» The problem
Determine the number of lines in the data below that contain the string "area", and respond with that number alone.

-------- Data to process

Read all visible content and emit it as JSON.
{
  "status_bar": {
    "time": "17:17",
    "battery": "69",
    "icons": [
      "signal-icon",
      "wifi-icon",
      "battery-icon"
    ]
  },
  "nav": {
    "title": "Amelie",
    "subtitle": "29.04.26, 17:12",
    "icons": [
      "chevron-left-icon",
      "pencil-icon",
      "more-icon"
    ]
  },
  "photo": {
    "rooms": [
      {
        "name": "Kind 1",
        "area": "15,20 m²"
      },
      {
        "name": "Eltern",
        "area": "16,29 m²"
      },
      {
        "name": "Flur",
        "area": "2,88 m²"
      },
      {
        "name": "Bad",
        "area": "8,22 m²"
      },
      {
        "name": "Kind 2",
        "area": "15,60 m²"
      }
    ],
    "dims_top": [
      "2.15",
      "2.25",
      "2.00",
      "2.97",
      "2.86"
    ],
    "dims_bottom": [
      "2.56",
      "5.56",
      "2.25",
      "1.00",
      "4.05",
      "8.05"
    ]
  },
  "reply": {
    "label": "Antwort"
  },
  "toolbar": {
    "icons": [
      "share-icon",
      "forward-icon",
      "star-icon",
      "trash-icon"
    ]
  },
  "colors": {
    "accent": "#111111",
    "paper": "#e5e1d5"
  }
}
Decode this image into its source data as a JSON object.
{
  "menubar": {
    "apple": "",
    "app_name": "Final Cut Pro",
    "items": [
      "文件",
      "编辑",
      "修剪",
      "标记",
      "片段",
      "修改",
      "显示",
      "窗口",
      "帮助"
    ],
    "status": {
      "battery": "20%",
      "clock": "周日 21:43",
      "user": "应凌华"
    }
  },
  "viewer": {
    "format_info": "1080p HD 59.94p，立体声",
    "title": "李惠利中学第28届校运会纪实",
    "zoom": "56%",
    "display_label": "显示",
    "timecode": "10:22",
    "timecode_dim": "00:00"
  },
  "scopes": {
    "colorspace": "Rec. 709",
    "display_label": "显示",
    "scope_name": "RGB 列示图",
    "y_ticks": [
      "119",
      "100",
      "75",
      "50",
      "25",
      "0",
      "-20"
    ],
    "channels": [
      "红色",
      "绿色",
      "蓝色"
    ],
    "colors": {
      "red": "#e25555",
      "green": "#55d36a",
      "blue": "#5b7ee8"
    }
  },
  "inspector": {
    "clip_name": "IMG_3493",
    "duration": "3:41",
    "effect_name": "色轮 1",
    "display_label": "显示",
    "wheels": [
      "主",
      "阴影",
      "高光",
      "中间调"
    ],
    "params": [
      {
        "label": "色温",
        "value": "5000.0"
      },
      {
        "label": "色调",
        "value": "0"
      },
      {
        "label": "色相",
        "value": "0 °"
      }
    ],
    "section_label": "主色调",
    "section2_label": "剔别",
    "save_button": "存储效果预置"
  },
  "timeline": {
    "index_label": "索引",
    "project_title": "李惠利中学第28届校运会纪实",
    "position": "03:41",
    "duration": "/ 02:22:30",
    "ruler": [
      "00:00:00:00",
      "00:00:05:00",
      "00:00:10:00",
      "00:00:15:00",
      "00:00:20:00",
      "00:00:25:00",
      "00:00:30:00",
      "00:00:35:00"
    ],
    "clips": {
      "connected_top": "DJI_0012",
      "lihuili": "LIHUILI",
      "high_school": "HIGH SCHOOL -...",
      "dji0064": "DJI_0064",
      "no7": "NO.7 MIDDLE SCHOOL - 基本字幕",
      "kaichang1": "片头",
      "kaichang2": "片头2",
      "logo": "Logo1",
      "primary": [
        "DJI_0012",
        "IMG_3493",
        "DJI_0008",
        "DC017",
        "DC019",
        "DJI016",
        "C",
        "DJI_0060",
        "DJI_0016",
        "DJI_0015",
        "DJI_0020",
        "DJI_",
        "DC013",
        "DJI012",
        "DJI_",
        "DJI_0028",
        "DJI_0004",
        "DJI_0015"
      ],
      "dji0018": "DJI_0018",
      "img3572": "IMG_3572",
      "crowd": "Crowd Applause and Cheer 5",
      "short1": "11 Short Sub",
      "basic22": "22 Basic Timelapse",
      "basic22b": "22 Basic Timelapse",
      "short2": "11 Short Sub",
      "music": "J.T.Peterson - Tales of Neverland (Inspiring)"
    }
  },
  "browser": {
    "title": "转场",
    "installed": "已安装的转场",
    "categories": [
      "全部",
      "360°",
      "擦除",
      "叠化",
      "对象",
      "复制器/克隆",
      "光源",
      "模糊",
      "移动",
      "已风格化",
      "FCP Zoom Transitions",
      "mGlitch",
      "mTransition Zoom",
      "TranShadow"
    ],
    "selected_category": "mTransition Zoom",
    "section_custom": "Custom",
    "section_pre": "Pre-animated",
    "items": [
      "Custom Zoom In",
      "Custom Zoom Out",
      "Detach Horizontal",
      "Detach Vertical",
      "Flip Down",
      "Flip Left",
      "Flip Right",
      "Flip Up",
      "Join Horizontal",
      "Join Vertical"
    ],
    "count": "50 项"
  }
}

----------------

» Expected answer
5